GaN’s Impact on the Data Center
The energy consumption of a data center is a complex combination of power losses and cooling. In an average data center, about 30% of power is lost to inefficiencies as it travels through the multiple power conversions from the electrical grid to the microprocessors of an individual server. All of that energy produces heat that must be removed to keep the data center operating properly.
Figure 3. GaN can increase overall data center efficiency to 84%.
GaN devices, used in power conversion from AC to DC and then in converting the DC voltage at the load, can boost the overall efficiency from 77% with silicon to nearly 84%, as Figure 3 shows. According to research by GaN Systems, a Tier One data center operator, GaN devices can reduce energy costs by over $2,300 per rack, an opex savings of more than $240 million. Increasing power density by more than 25%, this operator would have an incremental $1.4 billion in server/storage revenue opportunity while deferring nearly $1.1 billion in capital expenditures by postponing data center construction.
The oncoming flood of data is driving the need for increasingly scalable, efficient and flexible data center infrastructure. Power systems that incorporate GaN devices offer greater power-conversion efficiency. The investment in this high-performance technology means greater energy and space efficiency by enabling the creation of smaller, lighter, lower-cost and more-efficient power systems.
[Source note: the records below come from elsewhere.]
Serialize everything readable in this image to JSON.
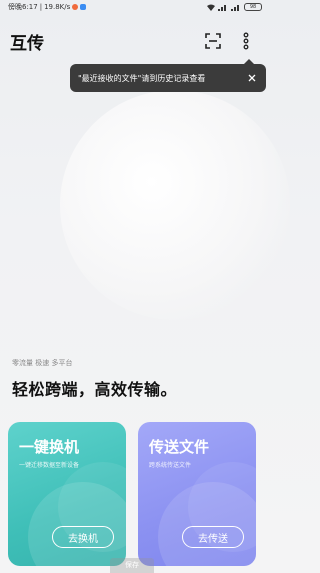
{
  "status_bar": {
    "time_text": "傍晚6:17",
    "speed_text": "19.8K/s",
    "battery_text": "98"
  },
  "header": {
    "title": "互传"
  },
  "tooltip": {
    "text": "\"最近接收的文件\"请到历史记录查看"
  },
  "hero": {
    "tagline_small": "零流量 极速 多平台",
    "tagline_big": "轻松跨端，高效传输。"
  },
  "cards": [
    {
      "title": "一键换机",
      "subtitle": "一键迁移数据至新设备",
      "button": "去换机",
      "color": "#45c4bd"
    },
    {
      "title": "传送文件",
      "subtitle": "跨系统传送文件",
      "button": "去传送",
      "color": "#8a90f1"
    }
  ],
  "bottom": {
    "hint": "保存"
  },
  "icons": [
    "scan-icon",
    "more-icon",
    "close-icon",
    "wifi-icon",
    "signal-icon",
    "battery-icon"
  ]
}
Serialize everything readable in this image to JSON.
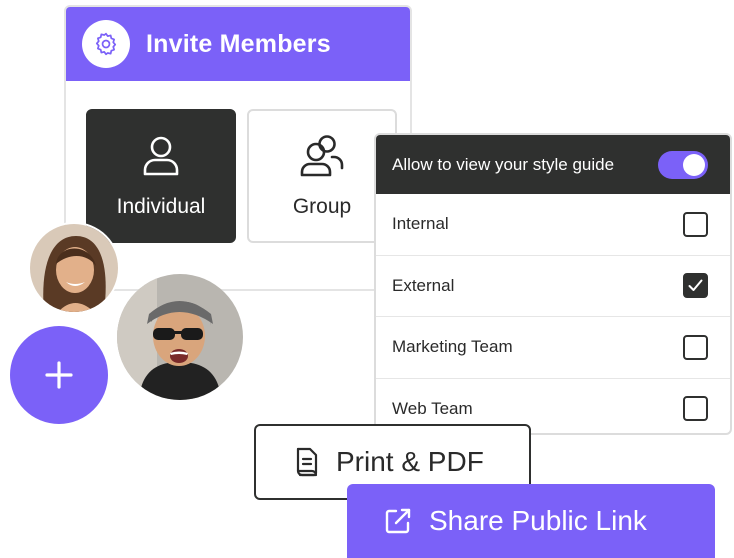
{
  "invite": {
    "title": "Invite Members",
    "options": [
      {
        "label": "Individual",
        "selected": true
      },
      {
        "label": "Group",
        "selected": false
      }
    ]
  },
  "permissions": {
    "header_label": "Allow to view your style guide",
    "toggle_on": true,
    "items": [
      {
        "label": "Internal",
        "checked": false
      },
      {
        "label": "External",
        "checked": true
      },
      {
        "label": "Marketing Team",
        "checked": false
      },
      {
        "label": "Web Team",
        "checked": false
      }
    ]
  },
  "actions": {
    "print_label": "Print & PDF",
    "share_label": "Share Public Link"
  },
  "icons": {
    "header": "gear-icon",
    "individual": "user-icon",
    "group": "users-icon",
    "add": "plus-icon",
    "print": "document-icon",
    "share": "external-link-icon"
  },
  "colors": {
    "accent": "#7b61f8",
    "dark": "#2f302f"
  }
}
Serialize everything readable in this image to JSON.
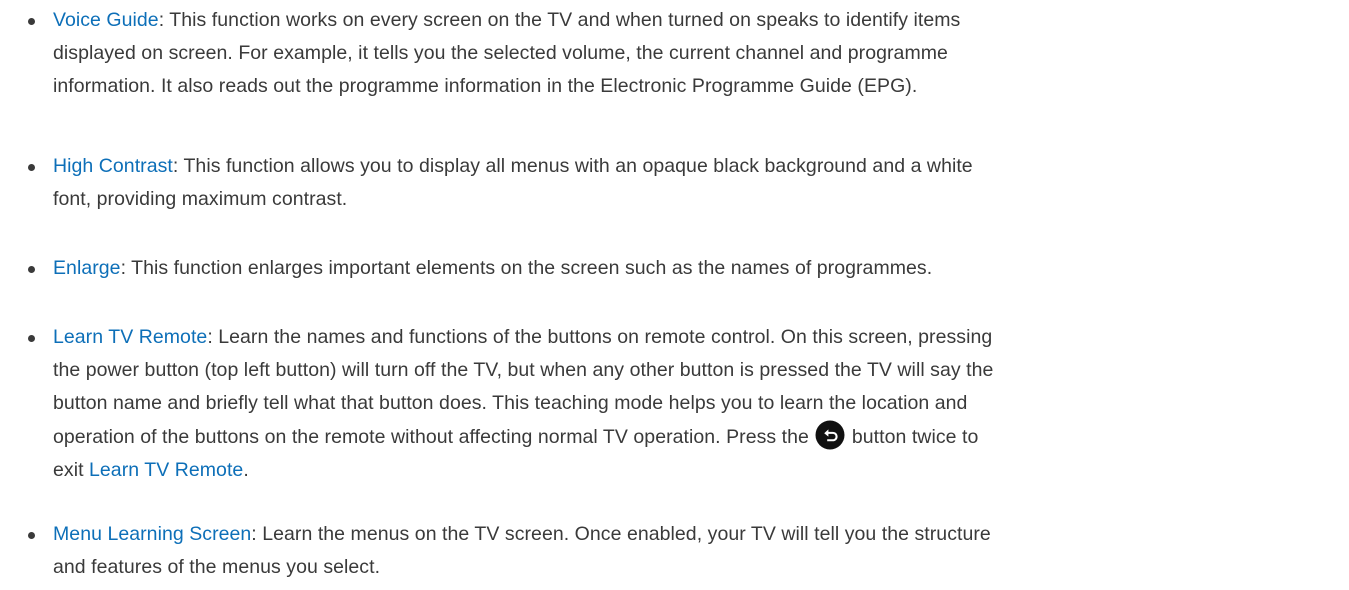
{
  "items": [
    {
      "term": "Voice Guide",
      "lines": [
        ": This function works on every screen on the TV and when turned on speaks to identify items",
        "displayed on screen. For example, it tells you the selected volume, the current channel and programme",
        "information. It also reads out the programme information in the Electronic Programme Guide (EPG)."
      ]
    },
    {
      "term": "High Contrast",
      "lines": [
        ": This function allows you to display all menus with an opaque black background and a white",
        "font, providing maximum contrast."
      ]
    },
    {
      "term": "Enlarge",
      "lines": [
        ": This function enlarges important elements on the screen such as the names of programmes."
      ]
    },
    {
      "term": "Learn TV Remote",
      "lines": [
        ": Learn the names and functions of the buttons on remote control. On this screen, pressing",
        "the power button (top left button) will turn off the TV, but when any other button is pressed the TV will say the",
        "button name and briefly tell what that button does. This teaching mode helps you to learn the location and",
        "operation of the buttons on the remote without affecting normal TV operation. Press the",
        "button twice to",
        "exit",
        "."
      ],
      "icon": "return-button-icon",
      "term_repeat": "Learn TV Remote"
    },
    {
      "term": "Menu Learning Screen",
      "lines": [
        ": Learn the menus on the TV screen. Once enabled, your TV will tell you the structure",
        "and features of the menus you select."
      ]
    }
  ]
}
GaN technology will enable data center operators to not only reimagine their own business but also, in the end, actually play a role in transforming an energy- and data-dependent world.
About the Author
Paul Wiener is Vice President of Strategic Marketing at GaN Systems.